=== EXERCISE DESCRIPTION ===
With nothing added and nothing dropped, copy the entire listing.

################

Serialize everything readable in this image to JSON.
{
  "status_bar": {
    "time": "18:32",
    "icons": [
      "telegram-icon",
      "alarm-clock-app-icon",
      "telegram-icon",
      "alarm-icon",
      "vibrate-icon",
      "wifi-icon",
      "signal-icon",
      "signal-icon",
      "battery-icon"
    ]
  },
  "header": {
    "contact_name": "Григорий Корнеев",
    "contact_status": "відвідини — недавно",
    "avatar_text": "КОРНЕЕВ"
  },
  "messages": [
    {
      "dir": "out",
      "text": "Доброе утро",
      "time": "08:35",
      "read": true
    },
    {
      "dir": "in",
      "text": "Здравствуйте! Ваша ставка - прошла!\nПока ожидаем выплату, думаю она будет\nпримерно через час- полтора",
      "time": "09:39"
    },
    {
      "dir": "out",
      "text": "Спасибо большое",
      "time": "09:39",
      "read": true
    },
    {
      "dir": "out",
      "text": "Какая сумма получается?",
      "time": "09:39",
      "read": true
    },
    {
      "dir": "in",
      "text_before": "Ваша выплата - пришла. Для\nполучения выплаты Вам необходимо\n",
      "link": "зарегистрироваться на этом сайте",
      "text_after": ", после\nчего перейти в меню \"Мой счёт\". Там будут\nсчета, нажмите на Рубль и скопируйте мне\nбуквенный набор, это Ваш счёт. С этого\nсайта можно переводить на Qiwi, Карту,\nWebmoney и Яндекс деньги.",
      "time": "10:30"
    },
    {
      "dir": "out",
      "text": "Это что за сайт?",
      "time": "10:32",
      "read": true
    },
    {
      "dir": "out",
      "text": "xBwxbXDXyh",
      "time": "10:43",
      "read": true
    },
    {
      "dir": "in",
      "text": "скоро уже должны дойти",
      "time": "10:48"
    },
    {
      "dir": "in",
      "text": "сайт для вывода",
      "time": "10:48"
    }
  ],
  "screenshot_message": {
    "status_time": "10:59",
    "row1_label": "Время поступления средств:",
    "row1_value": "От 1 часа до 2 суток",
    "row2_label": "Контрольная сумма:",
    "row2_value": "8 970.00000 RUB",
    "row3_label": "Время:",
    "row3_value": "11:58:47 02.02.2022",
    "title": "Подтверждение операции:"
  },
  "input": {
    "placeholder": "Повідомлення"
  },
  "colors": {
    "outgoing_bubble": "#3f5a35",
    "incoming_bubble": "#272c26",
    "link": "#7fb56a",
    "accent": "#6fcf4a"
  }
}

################

=== ANSWER BOX ===
Serialize everything readable in this image to JSON.
{
  "status_bar": {
    "time": "18:32",
    "icons": [
      "telegram-icon",
      "alarm-clock-app-icon",
      "telegram-icon",
      "alarm-icon",
      "vibrate-icon",
      "wifi-icon",
      "signal-icon",
      "signal-icon",
      "battery-icon"
    ]
  },
  "header": {
    "contact_name": "Григорий Корнеев",
    "contact_status": "відвідини — недавно",
    "avatar_text": "КОРНЕЕВ"
  },
  "messages": [
    {
      "dir": "out",
      "text": "Доброе утро",
      "time": "08:35",
      "read": true
    },
    {
      "dir": "in",
      "text": "Здравствуйте! Ваша ставка - прошла!\nПока ожидаем выплату, думаю она будет\nпримерно через час- полтора",
      "time": "09:39"
    },
    {
      "dir": "out",
      "text": "Спасибо большое",
      "time": "09:39",
      "read": true
    },
    {
      "dir": "out",
      "text": "Какая сумма получается?",
      "time": "09:39",
      "read": true
    },
    {
      "dir": "in",
      "text_before": "Ваша выплата - пришла. Для\nполучения выплаты Вам необходимо\n",
      "link": "зарегистрироваться на этом сайте",
      "text_after": ", после\nчего перейти в меню \"Мой счёт\". Там будут\nсчета, нажмите на Рубль и скопируйте мне\nбуквенный набор, это Ваш счёт. С этого\nсайта можно переводить на Qiwi, Карту,\nWebmoney и Яндекс деньги.",
      "time": "10:30"
    },
    {
      "dir": "out",
      "text": "Это что за сайт?",
      "time": "10:32",
      "read": true
    },
    {
      "dir": "out",
      "text": "xBwxbXDXyh",
      "time": "10:43",
      "read": true
    },
    {
      "dir": "in",
      "text": "скоро уже должны дойти",
      "time": "10:48"
    },
    {
      "dir": "in",
      "text": "сайт для вывода",
      "time": "10:48"
    }
  ],
  "screenshot_message": {
    "status_time": "10:59",
    "row1_label": "Время поступления средств:",
    "row1_value": "От 1 часа до 2 суток",
    "row2_label": "Контрольная сумма:",
    "row2_value": "8 970.00000 RUB",
    "row3_label": "Время:",
    "row3_value": "11:58:47 02.02.2022",
    "title": "Подтверждение операции:"
  },
  "input": {
    "placeholder": "Повідомлення"
  },
  "colors": {
    "outgoing_bubble": "#3f5a35",
    "incoming_bubble": "#272c26",
    "link": "#7fb56a",
    "accent": "#6fcf4a"
  }
}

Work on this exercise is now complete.